According to Jeong Gyu-woong, a literary critic, Choi was considered a lover and nicknamed an "elder sister" by all males in the Korean literature community due to her beautiful appearance and feminine character. Choi had two daughters (Kim Ji-won and Chae-won) with Kim, and these daughters who took after their mother debuted as novelists. Lee Sang’s love letter was discovered when Chae-won was filing letters of the late Choi. Kwon Yeong-min, emeritus professor at Dankook University who examined the letter, speculates that “Jongsaeng-gi” featuring the character named “Jeong-hee” is a novel modeled after Choi.

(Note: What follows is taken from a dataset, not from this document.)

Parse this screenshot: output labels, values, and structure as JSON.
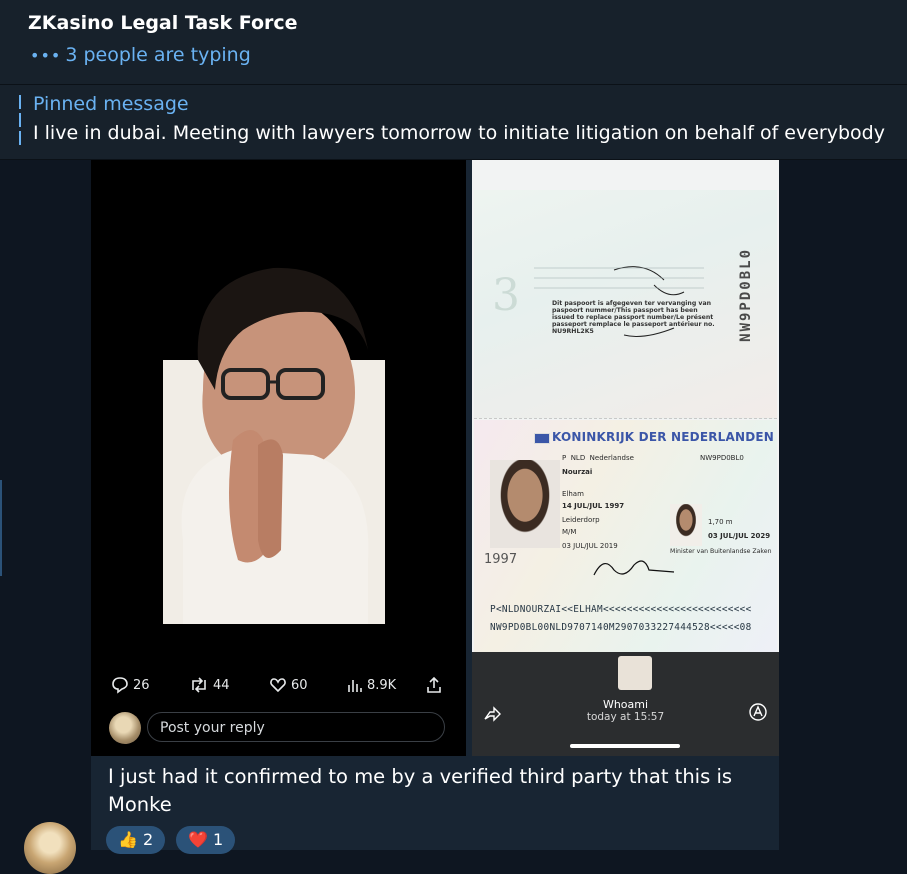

When it comes to love letter, Poet Yoo Chi-hwan (1908-1967) with penname Cheong-ma left a collection of recordings that no one can dare to mimic. Yoo had a family, but met with Lee Yeong-do (1916-1976), a poet of traditional Korean poetry who was an 8-year younger widow, and had Platonic love affairs with her. The 20-year period, during which Yoo mailed more than 5,000 handwritten letters, gave birth to “Happiness,” one of the Korean poems that are most beloved by Koreans. Reading Lee Sang’s love letter, one will learn that confession of love using all different emoticons over the mobile phone is no match to the deep emotion conveyed in handwritten letters.